  • Low-pass filter: \[ y_i = \alpha x_i + (1 - \alpha) y_{i-1} \qquad \text{where} \qquad \alpha \triangleq \frac{\Delta_T}{RC + \Delta_T} \]
  • High-pass filter: \[ y_i = \alpha y_{i-1} + \alpha (x_{i} - x_{i-1}) \qquad \text{where} \qquad \alpha \triangleq \frac{RC}{RC + \Delta_T} \]
In both cases, the cutoff frequency is \( f_c = \frac{1}{2\pi RC} \), and \( \Delta_T \) is the duration of time between samples (the reciprocal of the sampling rate).

Saturday, April 14, 2012

A proposal for remote procedure call IDL

This evening I decided to give some thought about a good RPC design, with a simple semantics and efficient wire format. There is a lot of prior art, e.g. SUN RPC, SMB, CORBA, SOAP, XMLRPC, and I don't want to go into the detail of any one of them. The XML based wire format is not efficient. The ASN.1 or XDR based wire format are fine, but JSON is simpler. It also has an efficient wire format called MessagePack. However, the RPC specification that came with MessagePack isn't satisfactory. One prominent missing feature is the streaming RPC. Its IDL is also tied to the underlying data representation. What I'm looking for is a simply typed way to describe a JSON value. The overall RPC semantics should be like simply-typed JavaScript.

Here is an informal proposal for the type of a simply-typed JSON value.

key-type := number | boolean | string | enum-type
key := number-value | boolean-value | string-value | enum-value
opt-key := key | optional key

type := key-type | object
      | [type]   // array
      | (type1, type2, ..., typen)   // tuple
      |    // associative map
        {opt-key1: type1, opt-key2: type2, ..., opt-keyn: typen}
      | nullable type
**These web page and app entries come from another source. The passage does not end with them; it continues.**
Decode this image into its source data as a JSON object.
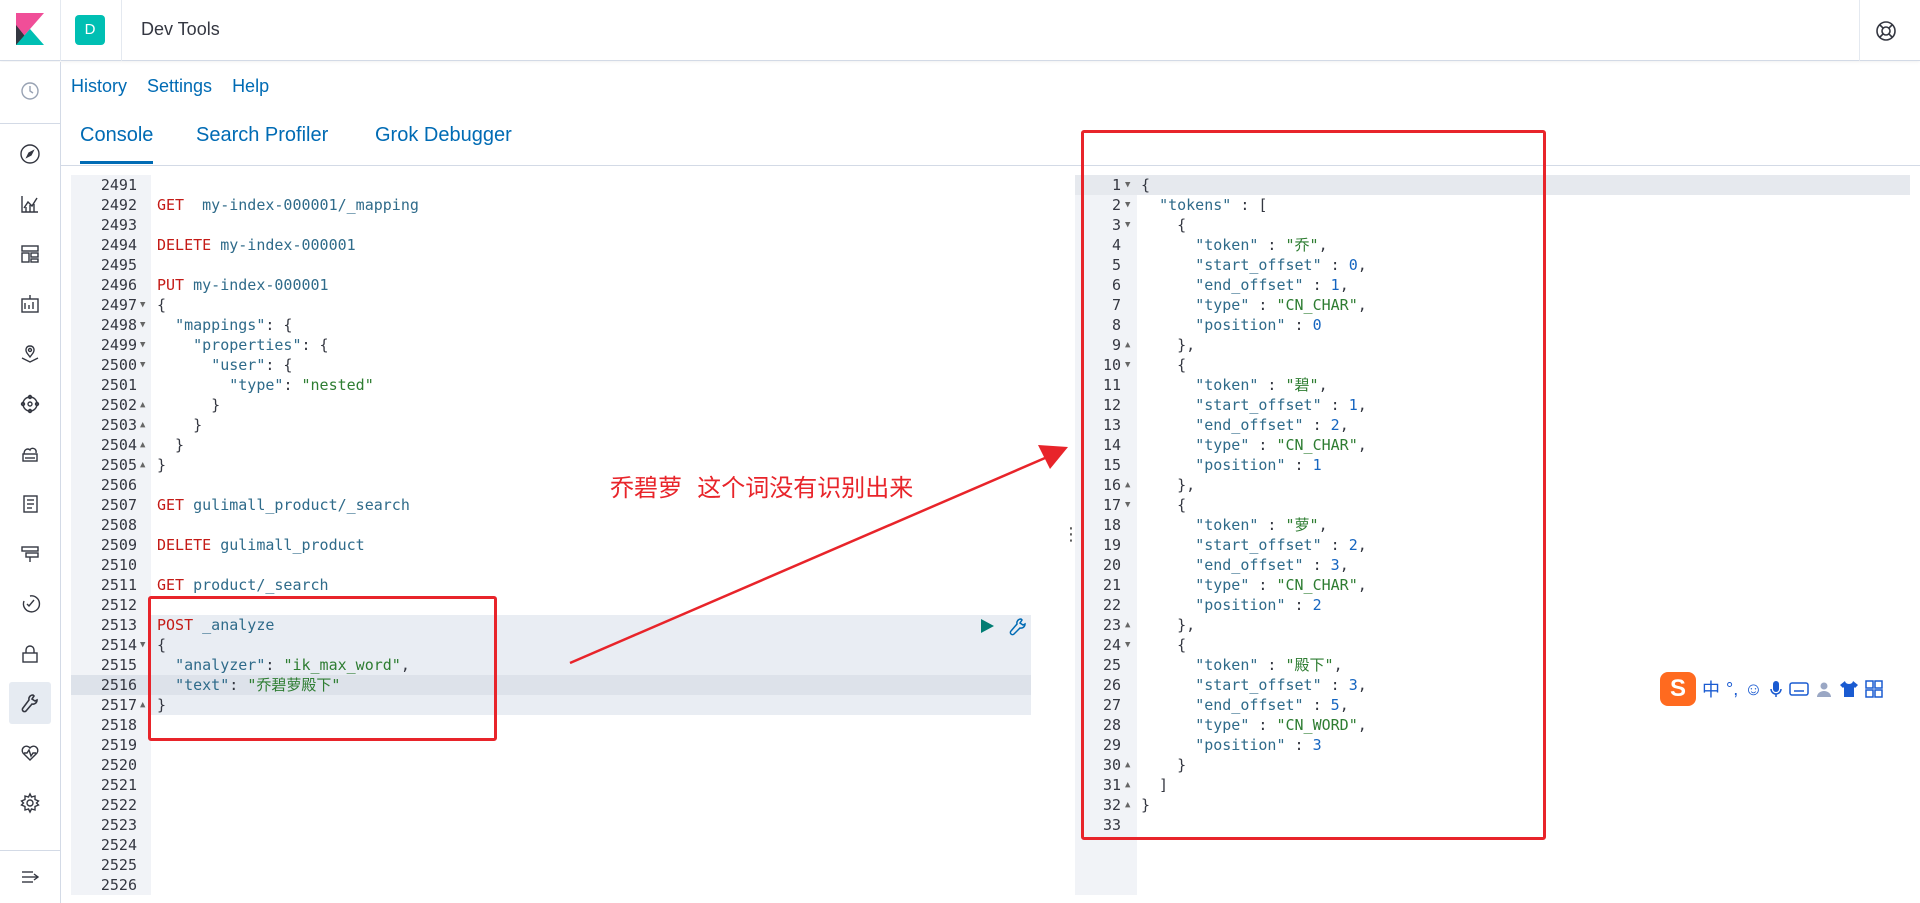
{
  "header": {
    "space_initial": "D",
    "app_title": "Dev Tools"
  },
  "subnav": {
    "items": [
      "History",
      "Settings",
      "Help"
    ]
  },
  "tabs": [
    "Console",
    "Search Profiler",
    "Grok Debugger"
  ],
  "request_editor": {
    "lines": [
      {
        "n": "2491",
        "segs": []
      },
      {
        "n": "2492",
        "segs": [
          [
            "method",
            "GET"
          ],
          [
            "punc",
            "  "
          ],
          [
            "url",
            "my-index-000001/_mapping"
          ]
        ]
      },
      {
        "n": "2493",
        "segs": []
      },
      {
        "n": "2494",
        "segs": [
          [
            "method",
            "DELETE"
          ],
          [
            "punc",
            " "
          ],
          [
            "url",
            "my-index-000001"
          ]
        ]
      },
      {
        "n": "2495",
        "segs": []
      },
      {
        "n": "2496",
        "segs": [
          [
            "method",
            "PUT"
          ],
          [
            "punc",
            " "
          ],
          [
            "url",
            "my-index-000001"
          ]
        ]
      },
      {
        "n": "2497",
        "fold": "down",
        "segs": [
          [
            "punc",
            "{"
          ]
        ]
      },
      {
        "n": "2498",
        "fold": "down",
        "segs": [
          [
            "punc",
            "  "
          ],
          [
            "key",
            "\"mappings\""
          ],
          [
            "punc",
            ": {"
          ]
        ]
      },
      {
        "n": "2499",
        "fold": "down",
        "segs": [
          [
            "punc",
            "    "
          ],
          [
            "key",
            "\"properties\""
          ],
          [
            "punc",
            ": {"
          ]
        ]
      },
      {
        "n": "2500",
        "fold": "down",
        "segs": [
          [
            "punc",
            "      "
          ],
          [
            "key",
            "\"user\""
          ],
          [
            "punc",
            ": {"
          ]
        ]
      },
      {
        "n": "2501",
        "segs": [
          [
            "punc",
            "        "
          ],
          [
            "key",
            "\"type\""
          ],
          [
            "punc",
            ": "
          ],
          [
            "str",
            "\"nested\""
          ]
        ]
      },
      {
        "n": "2502",
        "fold": "up",
        "segs": [
          [
            "punc",
            "      }"
          ]
        ]
      },
      {
        "n": "2503",
        "fold": "up",
        "segs": [
          [
            "punc",
            "    }"
          ]
        ]
      },
      {
        "n": "2504",
        "fold": "up",
        "segs": [
          [
            "punc",
            "  }"
          ]
        ]
      },
      {
        "n": "2505",
        "fold": "up",
        "segs": [
          [
            "punc",
            "}"
          ]
        ]
      },
      {
        "n": "2506",
        "segs": []
      },
      {
        "n": "2507",
        "segs": [
          [
            "method",
            "GET"
          ],
          [
            "punc",
            " "
          ],
          [
            "url",
            "gulimall_product/_search"
          ]
        ]
      },
      {
        "n": "2508",
        "segs": []
      },
      {
        "n": "2509",
        "segs": [
          [
            "method",
            "DELETE"
          ],
          [
            "punc",
            " "
          ],
          [
            "url",
            "gulimall_product"
          ]
        ]
      },
      {
        "n": "2510",
        "segs": []
      },
      {
        "n": "2511",
        "segs": [
          [
            "method",
            "GET"
          ],
          [
            "punc",
            " "
          ],
          [
            "url",
            "product/_search"
          ]
        ]
      },
      {
        "n": "2512",
        "segs": []
      },
      {
        "n": "2513",
        "segs": [
          [
            "method",
            "POST"
          ],
          [
            "punc",
            " "
          ],
          [
            "url",
            "_analyze"
          ]
        ]
      },
      {
        "n": "2514",
        "fold": "down",
        "segs": [
          [
            "punc",
            "{"
          ]
        ]
      },
      {
        "n": "2515",
        "segs": [
          [
            "punc",
            "  "
          ],
          [
            "key",
            "\"analyzer\""
          ],
          [
            "punc",
            ": "
          ],
          [
            "str",
            "\"ik_max_word\""
          ],
          [
            "punc",
            ","
          ]
        ]
      },
      {
        "n": "2516",
        "segs": [
          [
            "punc",
            "  "
          ],
          [
            "key",
            "\"text\""
          ],
          [
            "punc",
            ": "
          ],
          [
            "str",
            "\"乔碧萝殿下\""
          ]
        ]
      },
      {
        "n": "2517",
        "fold": "up",
        "segs": [
          [
            "punc",
            "}"
          ]
        ]
      },
      {
        "n": "2518",
        "segs": []
      },
      {
        "n": "2519",
        "segs": []
      },
      {
        "n": "2520",
        "segs": []
      },
      {
        "n": "2521",
        "segs": []
      },
      {
        "n": "2522",
        "segs": []
      },
      {
        "n": "2523",
        "segs": []
      },
      {
        "n": "2524",
        "segs": []
      },
      {
        "n": "2525",
        "segs": []
      },
      {
        "n": "2526",
        "segs": []
      }
    ]
  },
  "response_editor": {
    "lines": [
      {
        "n": "1",
        "fold": "down",
        "segs": [
          [
            "punc",
            "{"
          ]
        ]
      },
      {
        "n": "2",
        "fold": "down",
        "segs": [
          [
            "punc",
            "  "
          ],
          [
            "key",
            "\"tokens\""
          ],
          [
            "punc",
            " : ["
          ]
        ]
      },
      {
        "n": "3",
        "fold": "down",
        "segs": [
          [
            "punc",
            "    {"
          ]
        ]
      },
      {
        "n": "4",
        "segs": [
          [
            "punc",
            "      "
          ],
          [
            "key",
            "\"token\""
          ],
          [
            "punc",
            " : "
          ],
          [
            "str",
            "\"乔\""
          ],
          [
            "punc",
            ","
          ]
        ]
      },
      {
        "n": "5",
        "segs": [
          [
            "punc",
            "      "
          ],
          [
            "key",
            "\"start_offset\""
          ],
          [
            "punc",
            " : "
          ],
          [
            "num",
            "0"
          ],
          [
            "punc",
            ","
          ]
        ]
      },
      {
        "n": "6",
        "segs": [
          [
            "punc",
            "      "
          ],
          [
            "key",
            "\"end_offset\""
          ],
          [
            "punc",
            " : "
          ],
          [
            "num",
            "1"
          ],
          [
            "punc",
            ","
          ]
        ]
      },
      {
        "n": "7",
        "segs": [
          [
            "punc",
            "      "
          ],
          [
            "key",
            "\"type\""
          ],
          [
            "punc",
            " : "
          ],
          [
            "str",
            "\"CN_CHAR\""
          ],
          [
            "punc",
            ","
          ]
        ]
      },
      {
        "n": "8",
        "segs": [
          [
            "punc",
            "      "
          ],
          [
            "key",
            "\"position\""
          ],
          [
            "punc",
            " : "
          ],
          [
            "num",
            "0"
          ]
        ]
      },
      {
        "n": "9",
        "fold": "up",
        "segs": [
          [
            "punc",
            "    },"
          ]
        ]
      },
      {
        "n": "10",
        "fold": "down",
        "segs": [
          [
            "punc",
            "    {"
          ]
        ]
      },
      {
        "n": "11",
        "segs": [
          [
            "punc",
            "      "
          ],
          [
            "key",
            "\"token\""
          ],
          [
            "punc",
            " : "
          ],
          [
            "str",
            "\"碧\""
          ],
          [
            "punc",
            ","
          ]
        ]
      },
      {
        "n": "12",
        "segs": [
          [
            "punc",
            "      "
          ],
          [
            "key",
            "\"start_offset\""
          ],
          [
            "punc",
            " : "
          ],
          [
            "num",
            "1"
          ],
          [
            "punc",
            ","
          ]
        ]
      },
      {
        "n": "13",
        "segs": [
          [
            "punc",
            "      "
          ],
          [
            "key",
            "\"end_offset\""
          ],
          [
            "punc",
            " : "
          ],
          [
            "num",
            "2"
          ],
          [
            "punc",
            ","
          ]
        ]
      },
      {
        "n": "14",
        "segs": [
          [
            "punc",
            "      "
          ],
          [
            "key",
            "\"type\""
          ],
          [
            "punc",
            " : "
          ],
          [
            "str",
            "\"CN_CHAR\""
          ],
          [
            "punc",
            ","
          ]
        ]
      },
      {
        "n": "15",
        "segs": [
          [
            "punc",
            "      "
          ],
          [
            "key",
            "\"position\""
          ],
          [
            "punc",
            " : "
          ],
          [
            "num",
            "1"
          ]
        ]
      },
      {
        "n": "16",
        "fold": "up",
        "segs": [
          [
            "punc",
            "    },"
          ]
        ]
      },
      {
        "n": "17",
        "fold": "down",
        "segs": [
          [
            "punc",
            "    {"
          ]
        ]
      },
      {
        "n": "18",
        "segs": [
          [
            "punc",
            "      "
          ],
          [
            "key",
            "\"token\""
          ],
          [
            "punc",
            " : "
          ],
          [
            "str",
            "\"萝\""
          ],
          [
            "punc",
            ","
          ]
        ]
      },
      {
        "n": "19",
        "segs": [
          [
            "punc",
            "      "
          ],
          [
            "key",
            "\"start_offset\""
          ],
          [
            "punc",
            " : "
          ],
          [
            "num",
            "2"
          ],
          [
            "punc",
            ","
          ]
        ]
      },
      {
        "n": "20",
        "segs": [
          [
            "punc",
            "      "
          ],
          [
            "key",
            "\"end_offset\""
          ],
          [
            "punc",
            " : "
          ],
          [
            "num",
            "3"
          ],
          [
            "punc",
            ","
          ]
        ]
      },
      {
        "n": "21",
        "segs": [
          [
            "punc",
            "      "
          ],
          [
            "key",
            "\"type\""
          ],
          [
            "punc",
            " : "
          ],
          [
            "str",
            "\"CN_CHAR\""
          ],
          [
            "punc",
            ","
          ]
        ]
      },
      {
        "n": "22",
        "segs": [
          [
            "punc",
            "      "
          ],
          [
            "key",
            "\"position\""
          ],
          [
            "punc",
            " : "
          ],
          [
            "num",
            "2"
          ]
        ]
      },
      {
        "n": "23",
        "fold": "up",
        "segs": [
          [
            "punc",
            "    },"
          ]
        ]
      },
      {
        "n": "24",
        "fold": "down",
        "segs": [
          [
            "punc",
            "    {"
          ]
        ]
      },
      {
        "n": "25",
        "segs": [
          [
            "punc",
            "      "
          ],
          [
            "key",
            "\"token\""
          ],
          [
            "punc",
            " : "
          ],
          [
            "str",
            "\"殿下\""
          ],
          [
            "punc",
            ","
          ]
        ]
      },
      {
        "n": "26",
        "segs": [
          [
            "punc",
            "      "
          ],
          [
            "key",
            "\"start_offset\""
          ],
          [
            "punc",
            " : "
          ],
          [
            "num",
            "3"
          ],
          [
            "punc",
            ","
          ]
        ]
      },
      {
        "n": "27",
        "segs": [
          [
            "punc",
            "      "
          ],
          [
            "key",
            "\"end_offset\""
          ],
          [
            "punc",
            " : "
          ],
          [
            "num",
            "5"
          ],
          [
            "punc",
            ","
          ]
        ]
      },
      {
        "n": "28",
        "segs": [
          [
            "punc",
            "      "
          ],
          [
            "key",
            "\"type\""
          ],
          [
            "punc",
            " : "
          ],
          [
            "str",
            "\"CN_WORD\""
          ],
          [
            "punc",
            ","
          ]
        ]
      },
      {
        "n": "29",
        "segs": [
          [
            "punc",
            "      "
          ],
          [
            "key",
            "\"position\""
          ],
          [
            "punc",
            " : "
          ],
          [
            "num",
            "3"
          ]
        ]
      },
      {
        "n": "30",
        "fold": "up",
        "segs": [
          [
            "punc",
            "    }"
          ]
        ]
      },
      {
        "n": "31",
        "fold": "up",
        "segs": [
          [
            "punc",
            "  ]"
          ]
        ]
      },
      {
        "n": "32",
        "fold": "up",
        "segs": [
          [
            "punc",
            "}"
          ]
        ]
      },
      {
        "n": "33",
        "segs": []
      }
    ]
  },
  "annotation": {
    "text": "乔碧萝  这个词没有识别出来"
  },
  "ime": {
    "chinese_mode": "中",
    "punct": "°,"
  },
  "colors": {
    "accent": "#006bb4",
    "annotation_red": "#e8242a",
    "run_green": "#017d73"
  }
}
The type describes a JSON object. It can be:
  • One of the primitive types "number," "boolean," or "string," or it could be simply "object" for any JSON object without more refined type description.
  • The array syntax is for describing an array where all items are of the same type.
  • The tuple is for describing a sequence of objects of various types, even though in JSON it would be represented as an array as well.
  • The associative map is a key-value mapping from a concrete value of the key to a type. This is the refined description of a complex JSON object. The concrete key values can be a number, a boolean, or a string. The key values can be optionally prefixed by "optional" to indicate that the key could be missing.
  • A type with the "nullable" qualifier which indicates that the value could be null.
Furthermore, for the ease of defining constants or symbolic names of associative map, we allow the user to define enums which map a symbolic name to a number. The enum type's name could be used wherever a type is expected, and the enum symbols could be used whenever a key is expected.

An interface is a collection of function calls with the signature:

typearg -> typeret throws type1, type2, ..., typen

where typearg is the type of the function argument, typeret is the type of the return value, and the list of types after "throws" are the exception types that could be raised by the function.

What is unique about this proposal is the unified treatment of bidirectional and streaming RPC. Typically, streaming RPC is a way for the server to send data in multiple responses, asynchronously back to the client. Client can always stream data to the server by making a call to server as many times as necessary. Here the streaming RPC is generalized to the concept of a co-interface. Whenever server needs to make a part of the response available, it would invoke one of the functions in the co-interface. A co-interface is supposed to be implemented by the client for receiving calls from the server, in order to connect to the server. Hence, the complete service description consists of a server-side interface and a client-side co-interface, which is how bidirectional RPC can be made.

Update: June 1, 2012. I've decided to get rid of exception (throw) and instead use cointerface for signaling alternative continuation.